‘I was learning about the impact mindfulness had on overall health, performance and the ability to cultivate resilience in the face of adversity,’ says Chelsea. ‘I said to my husband, “Imagine if the business world knew this? How incredible would it be to teach yourself and your employees these coping tools?” I knew mindful mental health practices may change the way a business was functioning. So that’s how EQ Minds was born.’

Since then, Chelsea has worked with the likes of eBay, Uber, Westpac, Woolworths and Google, to name a few.

‘I’ve lived the corporate life, and I know what it’s like to push the limits in my career. I also have experience with a mental health issue. I found tools and techniques that will help people who suffer from mental illness. And it enables those who don’t suffer these issues to perform at their best. Who wouldn’t want their employees to learn healthier coping strategies in the business world and in their daily lives?’

The pandemic has taught us many things, but many now view their wellbeing in a different light. ‘Self-care is not selfish; it’s self-preservation,’ says Chelsea. 

To find out more, visit www.eqminds.com.au

Chelsea Pottenger is one of the 2022 HIA National Conference’s keynote speakers at the Gold Coast on 21-23 April 2022. 

6 ways to improve your mental health and wellbeing

1    Practise gratitude
2    Move your body for at least 30 minutes a day
3    Prioritise self-care 
4    Meditate for 10 minutes daily
5    Honour your sleep
6   Limit stimulants such as caffeine and alcohol.

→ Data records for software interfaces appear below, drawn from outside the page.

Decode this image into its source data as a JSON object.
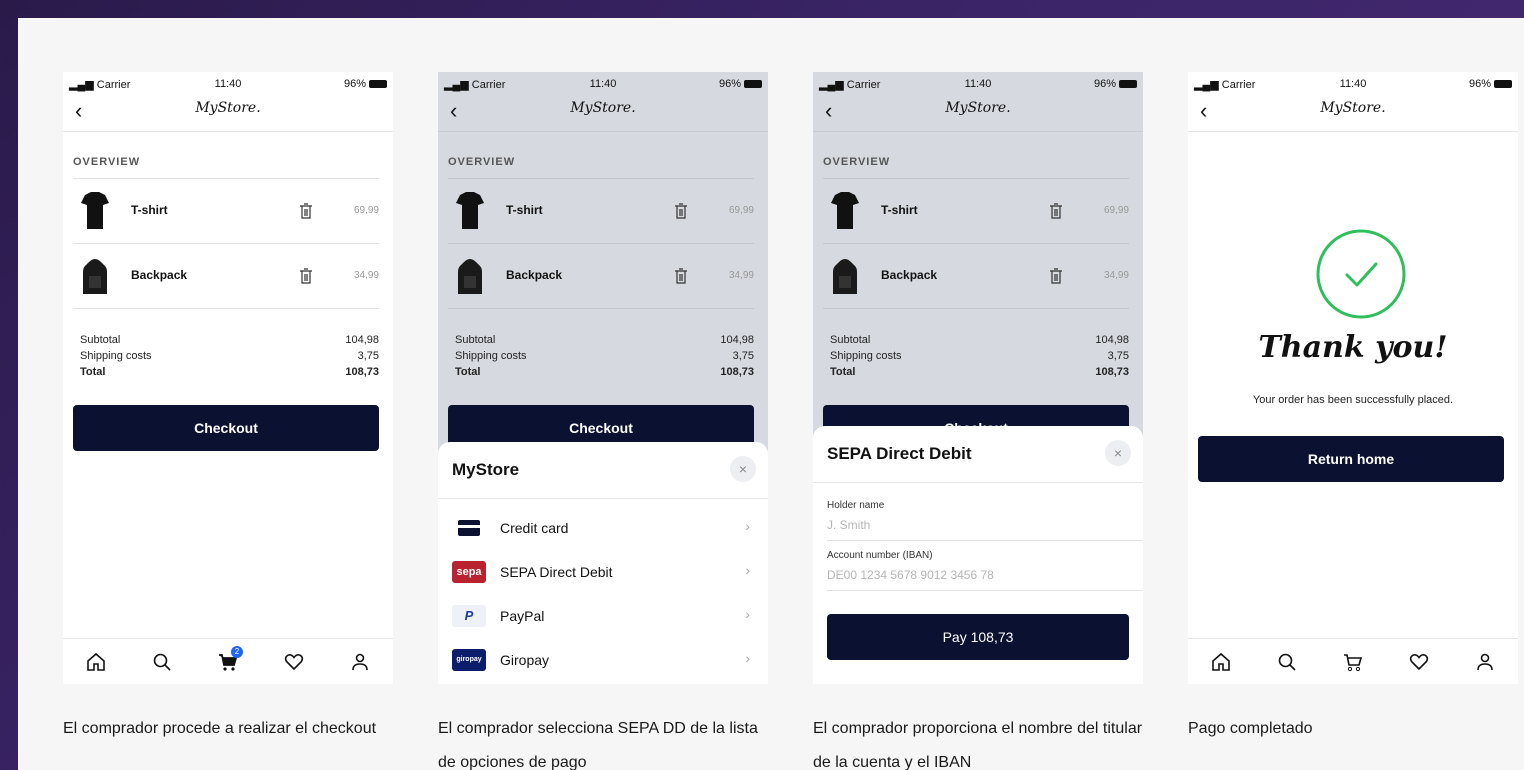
{
  "status": {
    "carrier": "Carrier",
    "time": "11:40",
    "battery": "96%"
  },
  "navbar": {
    "logo": "MyStore."
  },
  "cart": {
    "overview_label": "OVERVIEW",
    "items": [
      {
        "name": "T-shirt",
        "price": "69,99",
        "icon": "tshirt-icon"
      },
      {
        "name": "Backpack",
        "price": "34,99",
        "icon": "backpack-icon"
      }
    ],
    "subtotal_label": "Subtotal",
    "subtotal": "104,98",
    "shipping_label": "Shipping costs",
    "shipping": "3,75",
    "total_label": "Total",
    "total": "108,73",
    "checkout_label": "Checkout",
    "checkout_partial": "Checkout",
    "cart_badge": "2"
  },
  "payment_sheet": {
    "title": "MyStore",
    "close": "×",
    "options": [
      {
        "label": "Credit card",
        "icon": "credit-card-icon",
        "chevron": "›"
      },
      {
        "label": "SEPA Direct Debit",
        "icon": "sepa-icon",
        "icon_text": "sepa",
        "chevron": "›"
      },
      {
        "label": "PayPal",
        "icon": "paypal-icon",
        "icon_text": "P",
        "chevron": "›"
      },
      {
        "label": "Giropay",
        "icon": "giropay-icon",
        "icon_text": "giropay",
        "chevron": "›"
      }
    ]
  },
  "sepa_sheet": {
    "title": "SEPA Direct Debit",
    "close": "×",
    "holder_label": "Holder name",
    "holder_placeholder": "J. Smith",
    "iban_label": "Account number (IBAN)",
    "iban_placeholder": "DE00 1234 5678 9012 3456 78",
    "pay_button": "Pay 108,73"
  },
  "success": {
    "title": "Thank you!",
    "subtitle": "Your order has been successfully placed.",
    "button": "Return home"
  },
  "captions": [
    "El comprador procede a realizar el checkout",
    "El comprador selecciona SEPA DD de la lista de opciones de pago",
    "El comprador proporciona el nombre del titular de la cuenta y el IBAN",
    "Pago completado"
  ],
  "colors": {
    "button_dark": "#0b1130",
    "success_green": "#2fbf5a",
    "sepa_red": "#b8232f",
    "badge_blue": "#1e66f5"
  }
}
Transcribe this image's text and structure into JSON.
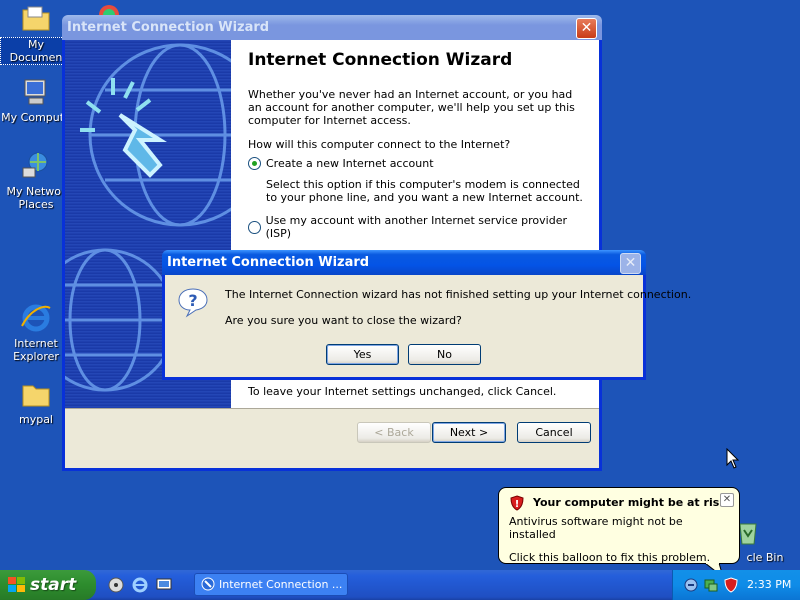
{
  "desktop": {
    "icons": [
      {
        "label": "My Documen"
      },
      {
        "label": "My Compute"
      },
      {
        "label": "My Networ Places"
      },
      {
        "label": "Internet Explorer"
      },
      {
        "label": "mypal"
      },
      {
        "label": "cle Bin"
      }
    ]
  },
  "wizard": {
    "title": "Internet Connection Wizard",
    "heading": "Internet Connection Wizard",
    "intro": "Whether you've never had an Internet account, or you had an account for another computer, we'll help you set up this computer for Internet access.",
    "question": "How will this computer connect to the Internet?",
    "option1_label": "Create a new Internet account",
    "option1_desc": "Select this option if this computer's modem is connected to your phone line, and you want a new Internet account.",
    "option2_label": "Use my account with another Internet service provider (ISP)",
    "leave_text": "To leave your Internet settings unchanged, click Cancel.",
    "back_label": "< Back",
    "next_label": "Next >",
    "cancel_label": "Cancel"
  },
  "dialog": {
    "title": "Internet Connection Wizard",
    "message": "The Internet Connection wizard has not finished setting up your Internet connection.",
    "question": "Are you sure you want to close the wizard?",
    "yes_label": "Yes",
    "no_label": "No"
  },
  "balloon": {
    "title": "Your computer might be at risk",
    "line1": "Antivirus software might not be installed",
    "line2": "Click this balloon to fix this problem."
  },
  "taskbar": {
    "start_label": "start",
    "task_label": "Internet Connection ...",
    "clock": "2:33 PM"
  }
}
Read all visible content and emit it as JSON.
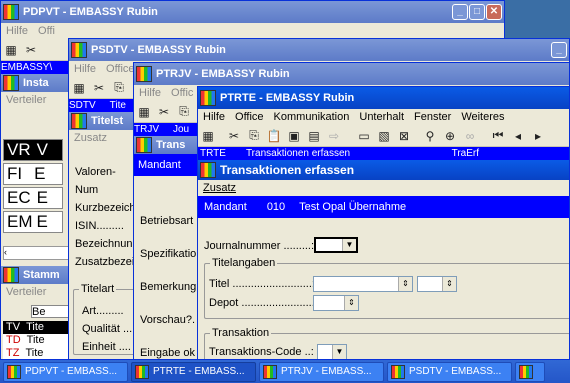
{
  "windows": {
    "pdpvt": {
      "title": "PDPVT - EMBASSY Rubin",
      "menu": [
        "Hilfe",
        "Offi"
      ],
      "strip": "EMBASSY\\",
      "sub_title": "Insta",
      "sub_menu": [
        "Verteiler"
      ],
      "codes": [
        "VR",
        "FI",
        "EC",
        "EM"
      ],
      "codes_suffix": [
        "V",
        "E",
        "E",
        "E"
      ],
      "stamm_title": "Stamm",
      "stamm_menu": "Verteiler",
      "stamm_strip": "Be",
      "stamm_codes": [
        "TV",
        "TD",
        "TZ"
      ],
      "stamm_suffix": [
        "Tite",
        "Tite",
        "Tite"
      ]
    },
    "psdtv": {
      "title": "PSDTV - EMBASSY Rubin",
      "menu": [
        "Hilfe",
        "Office"
      ],
      "strip_left": "SDTV",
      "strip_right": "Tite",
      "sub_title": "Titelst",
      "zusatz": "Zusatz",
      "labels": [
        "Valoren-Num",
        "Kurzbezeich",
        "ISIN.........",
        "Bezeichnung",
        "Zusatzbezei"
      ],
      "group_title": "Titelart",
      "group_labels": [
        "Art.........",
        "Qualität ...",
        "Einheit ...."
      ]
    },
    "ptrjv": {
      "title": "PTRJV - EMBASSY Rubin",
      "menu": [
        "Hilfe",
        "Offic"
      ],
      "strip_left": "TRJV",
      "strip_right": "Jou",
      "sub_title": "Trans",
      "mandant": "Mandant",
      "labels": [
        "Betriebsart .",
        "Spezifikatio",
        "Bemerkung",
        "Vorschau?.",
        "Eingabe ok"
      ]
    },
    "ptrte": {
      "title": "PTRTE - EMBASSY Rubin",
      "menu": [
        "Hilfe",
        "Office",
        "Kommunikation",
        "Unterhalt",
        "Fenster",
        "Weiteres"
      ],
      "strip_left": "TRTE",
      "strip_mid": "Transaktionen erfassen",
      "strip_right": "TraErf",
      "sub_title": "Transaktionen erfassen",
      "zusatz": "Zusatz",
      "mandant_label": "Mandant",
      "mandant_nr": "010",
      "mandant_name": "Test Opal Übernahme",
      "journal_label": "Journalnummer .........:",
      "titelangaben": "Titelangaben",
      "titel_label": "Titel ..........................:",
      "depot_label": "Depot ........................:",
      "transaktion": "Transaktion",
      "tcode_label": "Transaktions-Code ..:"
    }
  },
  "taskbar": [
    {
      "label": "PDPVT - EMBASS...",
      "active": false
    },
    {
      "label": "PTRTE - EMBASS...",
      "active": true
    },
    {
      "label": "PTRJV - EMBASS...",
      "active": false
    },
    {
      "label": "PSDTV - EMBASS...",
      "active": false
    }
  ],
  "colors": {
    "desktop": "#3a6ea5",
    "title_active": "#0842c4",
    "title_inactive": "#7b97d6",
    "strip": "#0000ff"
  }
}
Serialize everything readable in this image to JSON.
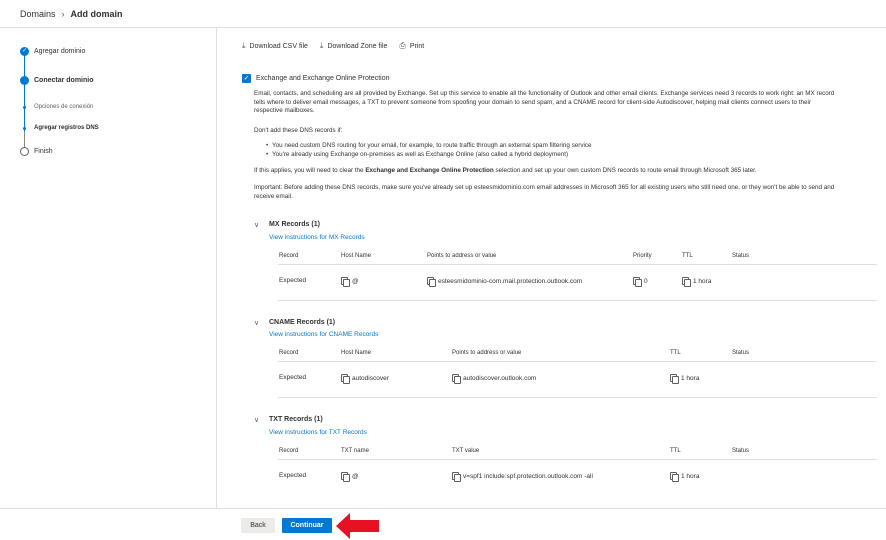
{
  "breadcrumb": {
    "root": "Domains",
    "current": "Add domain"
  },
  "steps": [
    {
      "label": "Agregar dominio"
    },
    {
      "label": "Conectar dominio"
    },
    {
      "label": "Opciones de conexión"
    },
    {
      "label": "Agregar registros DNS"
    },
    {
      "label": "Finish"
    }
  ],
  "toolbar": {
    "download_csv": "Download CSV file",
    "download_zone": "Download Zone file",
    "print": "Print"
  },
  "exchange": {
    "label": "Exchange and Exchange Online Protection",
    "desc1": "Email, contacts, and scheduling are all provided by Exchange. Set up this service to enable all the functionality of Outlook and other email clients. Exchange services need 3 records to work right: an MX record",
    "desc2": "tells where to deliver email messages, a TXT to prevent someone from spoofing your domain to send spam, and a CNAME record for client-side Autodiscover, helping mail clients connect users to their",
    "desc3": "respective mailboxes.",
    "dont_add": "Don't add these DNS records if:",
    "bullet1": "You need custom DNS routing for your email, for example, to route traffic through an external spam filtering service",
    "bullet2": "You're already using Exchange on-premises as well as Exchange Online (also called a hybrid deployment)",
    "applies_pre": "If this applies, you will need to clear the ",
    "applies_bold": "Exchange and Exchange Online Protection",
    "applies_post": " selection and set up your own custom DNS records to route email through Microsoft 365 later.",
    "important1": "Important: Before adding these DNS records, make sure you've already set up esteesmidominio.com email addresses in Microsoft 365 for all existing users who still need one, or they won't be able to send and",
    "important2": "receive email."
  },
  "mx": {
    "title": "MX Records (1)",
    "link": "View instructions for MX Records",
    "headers": {
      "record": "Record",
      "host": "Host Name",
      "points": "Points to address or value",
      "priority": "Priority",
      "ttl": "TTL",
      "status": "Status"
    },
    "row": {
      "record": "Expected",
      "host": "@",
      "points": "esteesmidominio-com.mail.protection.outlook.com",
      "priority": "0",
      "ttl": "1 hora"
    }
  },
  "cname": {
    "title": "CNAME Records (1)",
    "link": "View instructions for CNAME Records",
    "headers": {
      "record": "Record",
      "host": "Host Name",
      "points": "Points to address or value",
      "ttl": "TTL",
      "status": "Status"
    },
    "row": {
      "record": "Expected",
      "host": "autodiscover",
      "points": "autodiscover.outlook.com",
      "ttl": "1 hora"
    }
  },
  "txt": {
    "title": "TXT Records (1)",
    "link": "View instructions for TXT Records",
    "headers": {
      "record": "Record",
      "name": "TXT name",
      "value": "TXT value",
      "ttl": "TTL",
      "status": "Status"
    },
    "row": {
      "record": "Expected",
      "name": "@",
      "value": "v=spf1 include:spf.protection.outlook.com -all",
      "ttl": "1 hora"
    }
  },
  "footer": {
    "back": "Back",
    "continue": "Continuar"
  },
  "colors": {
    "accent": "#0078d4",
    "arrow": "#e81123"
  }
}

Building mindfulness

Luke Van Dyck, LVD Industries

HIA member, GreenSmart Professional and host of the HIA Building Australia 

‘As a builder, you have a lot to take care of; the list is almost endless. Running the company and all the financial and legal requirements and managing all subcontractors, suppliers, and multiple project schedules is a big list. You’re responsible for your clients, your team and, of course, your family. But, you can’t forget to take care of yourself. 

‘I often miss lunch because I’m on the go all the time, and people need me. That’s why I’m trying to prioritise self-care and mindfulness. This means looking after myself in simple ways every day, but it also means taking a moment to breathe, reassess and regroup. That isn’t selfish; it’s imperative. If you can go outdoors, look around you, schedule time off, or just stop a little to breathe and switch off every day, even for 15 minutes, it really helps, and the long-term benefits are worth it.’

Ryan Stidwill, RW Stidwill Constructions

Winner of the 2011 HIA–CSR Australian Home of the Year and Custom Built Home of the Year awards

‘I take time every day to remind myself what to be grateful for. For me, yoga reminds me of my link to the world around us. It helps me stay connected and in love with building with natural materials.’

Rebecca Bishop, Elite Building

Winner of the 2020 HIA Australian Business Partner of the Year award

‘Helping others and being confident is as much about my personal development and wellbeing as it’s about business savvy. I’m still learning but I have also taught myself to prioritise my own care. It’s an ongoing process – self-improvement never ends. I’m fortunate to be part of an incredible business community (my tribe). I work really hard but I also meditate and journal. I spend quality time with my family and try to be less hard on myself.’